People leave their surroundings and move to other locations, whether it is a city or territory, be it close, far away and even in another country, and often for economic, political, environmental or by warlike conflicts. In 2018, 55% of the world’s population will live in cities and by 2050, 68% of the population will live in urban environments.

Migration is generating, and will continue to generate urbanistic, sustainability and human tensions. Migration will be a factor in tensions regarding housing, infrastructure, basic services, food, health, education, employment and security. In depopulated areas, mainly rural, deficits will be generated by the maintenance of infrastructures and public services (hospitals, schools), private services (banks, supermarkets) or investments (internet).

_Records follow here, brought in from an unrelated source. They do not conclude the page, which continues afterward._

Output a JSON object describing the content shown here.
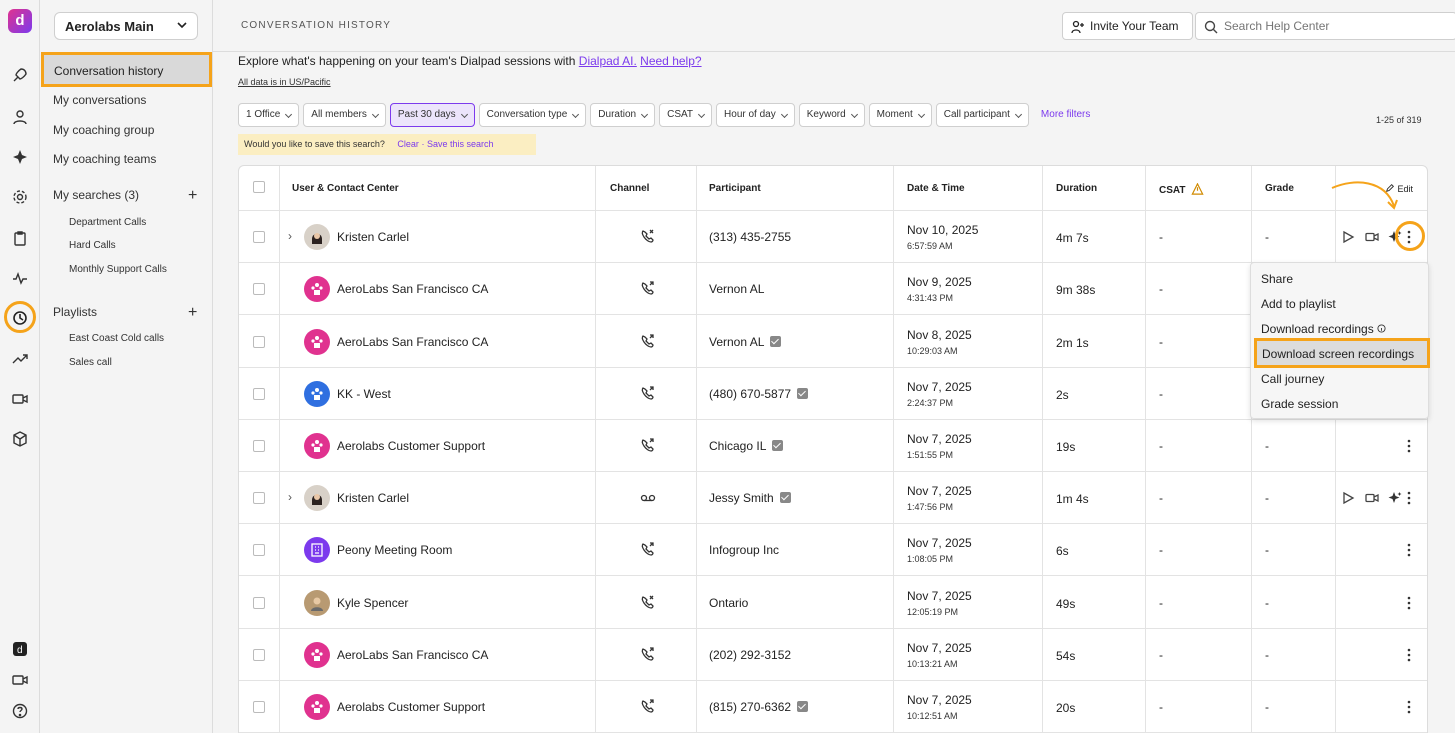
{
  "workspace": "Aerolabs Main",
  "rail_icons": [
    "rocket-icon",
    "user-icon",
    "sparkle-icon",
    "gear-icon",
    "clipboard-icon",
    "pulse-icon",
    "history-icon",
    "trend-icon",
    "video-icon",
    "cube-icon",
    "dialpad-icon",
    "camera-icon",
    "help-icon"
  ],
  "nav": {
    "active": "Conversation history",
    "items": [
      "My conversations",
      "My coaching group",
      "My coaching teams"
    ],
    "searches_label": "My searches (3)",
    "searches": [
      "Department Calls",
      "Hard Calls",
      "Monthly Support Calls"
    ],
    "playlists_label": "Playlists",
    "playlists": [
      "East Coast Cold calls",
      "Sales call"
    ]
  },
  "header": {
    "title": "CONVERSATION HISTORY",
    "invite_label": "Invite Your Team",
    "search_placeholder": "Search Help Center"
  },
  "intro": {
    "text": "Explore what's happening on your team's Dialpad sessions with",
    "link1": "Dialpad AI.",
    "link2": "Need help?",
    "timezone": "All data is in US/Pacific"
  },
  "filters": [
    "1 Office",
    "All members",
    "Past 30 days",
    "Conversation type",
    "Duration",
    "CSAT",
    "Hour of day",
    "Keyword",
    "Moment",
    "Call participant"
  ],
  "more_filters": "More filters",
  "result_count": "1-25 of 319",
  "save_bar": {
    "question": "Would you like to save this search?",
    "clear": "Clear",
    "sep": "·",
    "save": "Save this search"
  },
  "table": {
    "columns": [
      "User & Contact Center",
      "Channel",
      "Participant",
      "Date & Time",
      "Duration",
      "CSAT",
      "Grade"
    ],
    "edit_label": "Edit",
    "rows": [
      {
        "user": "Kristen Carlel",
        "participant": "(313) 435-2755",
        "date": "Nov 10, 2025",
        "time": "6:57:59 AM",
        "duration": "4m 7s",
        "csat": "-",
        "grade": "-"
      },
      {
        "user": "AeroLabs San Francisco CA",
        "participant": "Vernon AL",
        "date": "Nov 9, 2025",
        "time": "4:31:43 PM",
        "duration": "9m 38s",
        "csat": "-",
        "grade": ""
      },
      {
        "user": "AeroLabs San Francisco CA",
        "participant": "Vernon AL",
        "date": "Nov 8, 2025",
        "time": "10:29:03 AM",
        "duration": "2m 1s",
        "csat": "-",
        "grade": ""
      },
      {
        "user": "KK - West",
        "participant": "(480) 670-5877",
        "date": "Nov 7, 2025",
        "time": "2:24:37 PM",
        "duration": "2s",
        "csat": "-",
        "grade": ""
      },
      {
        "user": "Aerolabs Customer Support",
        "participant": "Chicago IL",
        "date": "Nov 7, 2025",
        "time": "1:51:55 PM",
        "duration": "19s",
        "csat": "-",
        "grade": "-"
      },
      {
        "user": "Kristen Carlel",
        "participant": "Jessy Smith",
        "date": "Nov 7, 2025",
        "time": "1:47:56 PM",
        "duration": "1m 4s",
        "csat": "-",
        "grade": "-"
      },
      {
        "user": "Peony Meeting Room",
        "participant": "Infogroup Inc",
        "date": "Nov 7, 2025",
        "time": "1:08:05 PM",
        "duration": "6s",
        "csat": "-",
        "grade": "-"
      },
      {
        "user": "Kyle Spencer",
        "participant": "Ontario",
        "date": "Nov 7, 2025",
        "time": "12:05:19 PM",
        "duration": "49s",
        "csat": "-",
        "grade": "-"
      },
      {
        "user": "AeroLabs San Francisco CA",
        "participant": "(202) 292-3152",
        "date": "Nov 7, 2025",
        "time": "10:13:21 AM",
        "duration": "54s",
        "csat": "-",
        "grade": "-"
      },
      {
        "user": "Aerolabs Customer Support",
        "participant": "(815) 270-6362",
        "date": "Nov 7, 2025",
        "time": "10:12:51 AM",
        "duration": "20s",
        "csat": "-",
        "grade": "-"
      }
    ]
  },
  "menu": [
    "Share",
    "Add to playlist",
    "Download recordings",
    "Download screen recordings",
    "Call journey",
    "Grade session"
  ],
  "colors": {
    "accent": "#7c3aed",
    "highlight": "#f5a31a",
    "brand_pink": "#e0328f",
    "blue": "#2f6fe0",
    "purple": "#7c3aed"
  }
}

Cities and territories of peace must create spaces that for people who change their residence freely or that are forced to flee from poverty and hunger, from violent conflicts, persecuted for political reasons or for the defence of human rights expelled by pollution or climate change. Therefore, they must establish procedures and mechanisms to facilitate their incorporation into society: access to health, education, housing, work, among others, that provide decent and peaceful living conditions for all these populations.